• _Action item_:
The entries below are to be retyped exactly. Preserve every word.

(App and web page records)

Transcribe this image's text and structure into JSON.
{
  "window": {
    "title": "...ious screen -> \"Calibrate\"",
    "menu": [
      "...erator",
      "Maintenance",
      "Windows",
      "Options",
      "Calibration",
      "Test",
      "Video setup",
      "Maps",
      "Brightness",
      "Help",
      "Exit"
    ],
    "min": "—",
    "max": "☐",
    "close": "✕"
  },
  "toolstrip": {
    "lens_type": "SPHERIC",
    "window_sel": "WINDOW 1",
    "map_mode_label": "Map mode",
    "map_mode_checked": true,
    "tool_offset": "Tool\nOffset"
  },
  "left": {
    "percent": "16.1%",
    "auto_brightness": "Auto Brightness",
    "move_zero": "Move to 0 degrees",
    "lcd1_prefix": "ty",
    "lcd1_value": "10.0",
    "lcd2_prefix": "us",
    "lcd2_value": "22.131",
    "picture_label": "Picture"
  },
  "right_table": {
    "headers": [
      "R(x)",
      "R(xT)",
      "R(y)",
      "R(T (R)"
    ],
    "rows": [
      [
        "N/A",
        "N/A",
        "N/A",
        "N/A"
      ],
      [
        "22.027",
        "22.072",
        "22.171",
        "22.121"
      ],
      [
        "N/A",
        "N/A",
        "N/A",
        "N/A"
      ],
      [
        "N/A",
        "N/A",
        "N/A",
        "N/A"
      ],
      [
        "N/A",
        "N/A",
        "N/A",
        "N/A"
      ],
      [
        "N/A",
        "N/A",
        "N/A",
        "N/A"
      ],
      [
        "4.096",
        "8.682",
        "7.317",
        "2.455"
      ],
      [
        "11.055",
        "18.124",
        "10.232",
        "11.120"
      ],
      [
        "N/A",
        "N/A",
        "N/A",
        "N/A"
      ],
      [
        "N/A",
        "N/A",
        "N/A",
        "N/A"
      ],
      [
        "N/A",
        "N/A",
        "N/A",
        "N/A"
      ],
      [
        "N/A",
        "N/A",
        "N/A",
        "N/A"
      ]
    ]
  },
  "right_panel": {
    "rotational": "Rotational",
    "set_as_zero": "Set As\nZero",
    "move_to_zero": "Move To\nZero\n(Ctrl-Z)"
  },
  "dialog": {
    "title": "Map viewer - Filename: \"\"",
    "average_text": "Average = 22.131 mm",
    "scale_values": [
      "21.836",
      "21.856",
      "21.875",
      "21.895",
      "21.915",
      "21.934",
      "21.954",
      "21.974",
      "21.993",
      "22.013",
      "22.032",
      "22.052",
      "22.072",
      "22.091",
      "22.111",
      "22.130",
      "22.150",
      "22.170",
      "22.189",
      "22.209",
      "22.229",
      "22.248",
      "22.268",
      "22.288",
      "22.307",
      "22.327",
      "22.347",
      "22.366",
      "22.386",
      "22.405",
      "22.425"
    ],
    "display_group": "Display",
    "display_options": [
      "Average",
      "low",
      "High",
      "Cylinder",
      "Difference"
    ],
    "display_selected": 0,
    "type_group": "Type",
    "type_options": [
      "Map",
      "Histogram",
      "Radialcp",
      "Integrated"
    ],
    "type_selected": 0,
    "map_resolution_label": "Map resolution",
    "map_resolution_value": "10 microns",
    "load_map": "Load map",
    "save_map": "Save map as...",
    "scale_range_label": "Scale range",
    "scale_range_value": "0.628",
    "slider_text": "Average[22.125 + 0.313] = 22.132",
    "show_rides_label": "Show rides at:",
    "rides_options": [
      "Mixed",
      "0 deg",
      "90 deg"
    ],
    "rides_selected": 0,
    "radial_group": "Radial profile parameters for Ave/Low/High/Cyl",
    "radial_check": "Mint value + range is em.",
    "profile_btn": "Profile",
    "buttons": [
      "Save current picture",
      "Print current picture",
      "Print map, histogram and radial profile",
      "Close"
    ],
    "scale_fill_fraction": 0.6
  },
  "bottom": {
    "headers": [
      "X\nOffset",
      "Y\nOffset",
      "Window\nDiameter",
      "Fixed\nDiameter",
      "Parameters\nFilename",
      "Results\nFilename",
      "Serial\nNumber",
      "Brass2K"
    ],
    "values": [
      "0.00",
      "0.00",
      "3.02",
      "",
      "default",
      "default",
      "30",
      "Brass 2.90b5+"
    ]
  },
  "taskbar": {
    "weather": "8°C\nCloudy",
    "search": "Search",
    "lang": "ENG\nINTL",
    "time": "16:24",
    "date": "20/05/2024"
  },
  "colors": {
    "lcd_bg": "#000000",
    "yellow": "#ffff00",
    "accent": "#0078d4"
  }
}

• _Expected output_:
Transcribe this image's text and structure into JSON.
{
  "window": {
    "title": "...ious screen -> \"Calibrate\"",
    "menu": [
      "...erator",
      "Maintenance",
      "Windows",
      "Options",
      "Calibration",
      "Test",
      "Video setup",
      "Maps",
      "Brightness",
      "Help",
      "Exit"
    ],
    "min": "—",
    "max": "☐",
    "close": "✕"
  },
  "toolstrip": {
    "lens_type": "SPHERIC",
    "window_sel": "WINDOW 1",
    "map_mode_label": "Map mode",
    "map_mode_checked": true,
    "tool_offset": "Tool\nOffset"
  },
  "left": {
    "percent": "16.1%",
    "auto_brightness": "Auto Brightness",
    "move_zero": "Move to 0 degrees",
    "lcd1_prefix": "ty",
    "lcd1_value": "10.0",
    "lcd2_prefix": "us",
    "lcd2_value": "22.131",
    "picture_label": "Picture"
  },
  "right_table": {
    "headers": [
      "R(x)",
      "R(xT)",
      "R(y)",
      "R(T (R)"
    ],
    "rows": [
      [
        "N/A",
        "N/A",
        "N/A",
        "N/A"
      ],
      [
        "22.027",
        "22.072",
        "22.171",
        "22.121"
      ],
      [
        "N/A",
        "N/A",
        "N/A",
        "N/A"
      ],
      [
        "N/A",
        "N/A",
        "N/A",
        "N/A"
      ],
      [
        "N/A",
        "N/A",
        "N/A",
        "N/A"
      ],
      [
        "N/A",
        "N/A",
        "N/A",
        "N/A"
      ],
      [
        "4.096",
        "8.682",
        "7.317",
        "2.455"
      ],
      [
        "11.055",
        "18.124",
        "10.232",
        "11.120"
      ],
      [
        "N/A",
        "N/A",
        "N/A",
        "N/A"
      ],
      [
        "N/A",
        "N/A",
        "N/A",
        "N/A"
      ],
      [
        "N/A",
        "N/A",
        "N/A",
        "N/A"
      ],
      [
        "N/A",
        "N/A",
        "N/A",
        "N/A"
      ]
    ]
  },
  "right_panel": {
    "rotational": "Rotational",
    "set_as_zero": "Set As\nZero",
    "move_to_zero": "Move To\nZero\n(Ctrl-Z)"
  },
  "dialog": {
    "title": "Map viewer - Filename: \"\"",
    "average_text": "Average = 22.131 mm",
    "scale_values": [
      "21.836",
      "21.856",
      "21.875",
      "21.895",
      "21.915",
      "21.934",
      "21.954",
      "21.974",
      "21.993",
      "22.013",
      "22.032",
      "22.052",
      "22.072",
      "22.091",
      "22.111",
      "22.130",
      "22.150",
      "22.170",
      "22.189",
      "22.209",
      "22.229",
      "22.248",
      "22.268",
      "22.288",
      "22.307",
      "22.327",
      "22.347",
      "22.366",
      "22.386",
      "22.405",
      "22.425"
    ],
    "display_group": "Display",
    "display_options": [
      "Average",
      "low",
      "High",
      "Cylinder",
      "Difference"
    ],
    "display_selected": 0,
    "type_group": "Type",
    "type_options": [
      "Map",
      "Histogram",
      "Radialcp",
      "Integrated"
    ],
    "type_selected": 0,
    "map_resolution_label": "Map resolution",
    "map_resolution_value": "10 microns",
    "load_map": "Load map",
    "save_map": "Save map as...",
    "scale_range_label": "Scale range",
    "scale_range_value": "0.628",
    "slider_text": "Average[22.125 + 0.313] = 22.132",
    "show_rides_label": "Show rides at:",
    "rides_options": [
      "Mixed",
      "0 deg",
      "90 deg"
    ],
    "rides_selected": 0,
    "radial_group": "Radial profile parameters for Ave/Low/High/Cyl",
    "radial_check": "Mint value + range is em.",
    "profile_btn": "Profile",
    "buttons": [
      "Save current picture",
      "Print current picture",
      "Print map, histogram and radial profile",
      "Close"
    ],
    "scale_fill_fraction": 0.6
  },
  "bottom": {
    "headers": [
      "X\nOffset",
      "Y\nOffset",
      "Window\nDiameter",
      "Fixed\nDiameter",
      "Parameters\nFilename",
      "Results\nFilename",
      "Serial\nNumber",
      "Brass2K"
    ],
    "values": [
      "0.00",
      "0.00",
      "3.02",
      "",
      "default",
      "default",
      "30",
      "Brass 2.90b5+"
    ]
  },
  "taskbar": {
    "weather": "8°C\nCloudy",
    "search": "Search",
    "lang": "ENG\nINTL",
    "time": "16:24",
    "date": "20/05/2024"
  },
  "colors": {
    "lcd_bg": "#000000",
    "yellow": "#ffff00",
    "accent": "#0078d4"
  }
}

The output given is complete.